Bank merger-and-acquisition activity should forge ahead at a steady pace in 2017 and generate both larger acquisitions and higher deal values, thanks to buyers' strong currencies and the potential for more regional lenders entering the fray amid brightening outlooks for big banks.
The bull case for deal-making emerged as an early theme this week at Bank Director's Acquire or be Acquired conference in Phoenix.
"Our call is that you are going to see bigger banks doing mergers," Thomas Michaud, president and CEO of investment bank Keefe Bruyette & Woods Inc., said at the conference.
Michaud noted that the absolute number of bank deals is not likely to surge this year because there are simply far fewer banks today than just a few years ago. Amid ongoing consolidation, he said, the industry consists of roughly 25% fewer banking companies than it did prior to the 2008 financial crisis. Simple math points to fewer potential sellers, leaving buyers to swim in a smaller pool.
But Michaud said many buyers are better equipped this year than last to pursue deals, and better positioned to go after prized targets, because their stocks soared on investor optimism following the November 2016 presidential election. The market embraced now-President Donald Trump's plans for lower corporate taxes and deregulation, viewing both as particularly positive catalysts for banks. Federal Reserve policymakers, too, have infused confidence into the banking industry. Fed officials last month lifted their benchmark interest rate and, at the same time, suggested they could follow that move with up to three more rate hikes this year. When rates rise, asset-sensitive banks often earn more interest income on their lending, bolstering their profitability.
Against that backdrop, the SNL U.S. Bank index has advanced more than 20% since Election Day. With their stock prices up, buyers have stronger currencies with which to make bids, and this should make it more likely for them to meet the expectations of coveted sellers. More big sellers would lead to higher deal values this year, Michaud said.
He pointed to Pinnacle Financial Partners Inc.'s nearly $1.9 billion planned buyout of BNC Bancorp as an example. The deal was valued at roughly 271% of tangible book. The average value for deals in 2016 was well under 200% of tangible book. BNC has more than $7 billion in assets and will boost Pinnacle's size by roughly two thirds. The vast majority of sellers in recent years have been under $1 billion in assets.
To be sure, if rates continue climbing, and if banks and their commercial customers do get the benefit of lower taxes and fewer regulations under Trump, many banks that now consider themselves potential sellers may step back from the deal arena and try, independently, to capitalize on a more favorable operating environment.
But industry insiders at the conference noted that the Fed for years talked up rate increases and, to date, has not moved more than once in any given year on that front since the crisis.
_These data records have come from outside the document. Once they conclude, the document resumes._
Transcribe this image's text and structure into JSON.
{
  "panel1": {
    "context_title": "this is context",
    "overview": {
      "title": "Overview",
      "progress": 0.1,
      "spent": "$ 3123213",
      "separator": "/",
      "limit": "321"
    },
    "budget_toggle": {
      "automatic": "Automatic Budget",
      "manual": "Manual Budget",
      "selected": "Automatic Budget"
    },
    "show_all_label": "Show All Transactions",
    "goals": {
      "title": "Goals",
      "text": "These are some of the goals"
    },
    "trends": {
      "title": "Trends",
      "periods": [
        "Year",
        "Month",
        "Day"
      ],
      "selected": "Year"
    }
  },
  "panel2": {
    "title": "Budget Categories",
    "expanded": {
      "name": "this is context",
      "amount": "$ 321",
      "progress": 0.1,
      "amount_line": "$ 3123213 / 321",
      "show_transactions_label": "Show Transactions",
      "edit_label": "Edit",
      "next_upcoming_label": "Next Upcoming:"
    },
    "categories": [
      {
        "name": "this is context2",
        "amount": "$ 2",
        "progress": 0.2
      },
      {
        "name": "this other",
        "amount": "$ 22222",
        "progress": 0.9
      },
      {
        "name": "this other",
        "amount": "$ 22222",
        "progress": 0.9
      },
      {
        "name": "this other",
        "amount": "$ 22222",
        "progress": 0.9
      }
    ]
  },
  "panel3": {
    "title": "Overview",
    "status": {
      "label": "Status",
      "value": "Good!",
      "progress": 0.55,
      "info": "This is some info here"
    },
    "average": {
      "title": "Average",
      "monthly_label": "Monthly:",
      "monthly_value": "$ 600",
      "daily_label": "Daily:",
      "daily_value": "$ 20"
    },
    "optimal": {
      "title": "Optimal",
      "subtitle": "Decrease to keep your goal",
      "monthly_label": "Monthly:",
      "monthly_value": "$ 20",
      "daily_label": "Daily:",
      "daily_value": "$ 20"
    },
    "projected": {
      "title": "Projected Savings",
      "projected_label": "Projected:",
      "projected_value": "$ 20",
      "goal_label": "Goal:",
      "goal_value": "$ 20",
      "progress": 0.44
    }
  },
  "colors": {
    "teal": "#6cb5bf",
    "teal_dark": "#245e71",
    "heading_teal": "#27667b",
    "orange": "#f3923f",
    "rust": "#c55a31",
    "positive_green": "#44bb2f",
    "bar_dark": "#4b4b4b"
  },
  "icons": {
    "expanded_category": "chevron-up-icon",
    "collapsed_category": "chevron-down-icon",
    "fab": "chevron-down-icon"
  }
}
Additionally, major change in Washington often takes several months, if not years, to materialize, and even when change does develop, it can take even more time for businesses to benefit.
For instance, as banking lawyer Gary Bronstein of the firm Kilpatrick Townsend and Stockton put it at the conference, if Trump and a Republican-controlled Congress repeal aspects of the Dodd-Frank Act, it likely will take a couple years for front-line regulators to fully retool how they approach their jobs.
Many banks that entered 2017 thinking about selling, he and others said at the conference, may not want to wait and see what happens. They likely instead will choose to take advantage of buyers' lofty stocks to try to ensure they make a positive move for shareholders.
Speakers at the conference also noted that several other motivations to sell remain front and center. Many banks have aging management teams as well as prominent investors who are nearing retirement themselves. Many bank boards are likely to view partnering with a bigger bank that has a deep management bench as a wise succession plan, and in doing so, enable their aging shareholders to cash out.
Additionally, banks in coming years will have to deal with a new accounting rule that requires lenders to forecast and reserve for all losses for the lifetime of loans, at origination, as opposed to dealing with such losses as they emerge. The change will require banks to gather much more data in order to make decent forecasts, and the added cost of doing this likely will motivate some to sell, Rick Childs, a partner at consultancy Crowe Horwath LLP, said at the conference. For community banks, in particular, the new rule known as CECL "will be very difficult."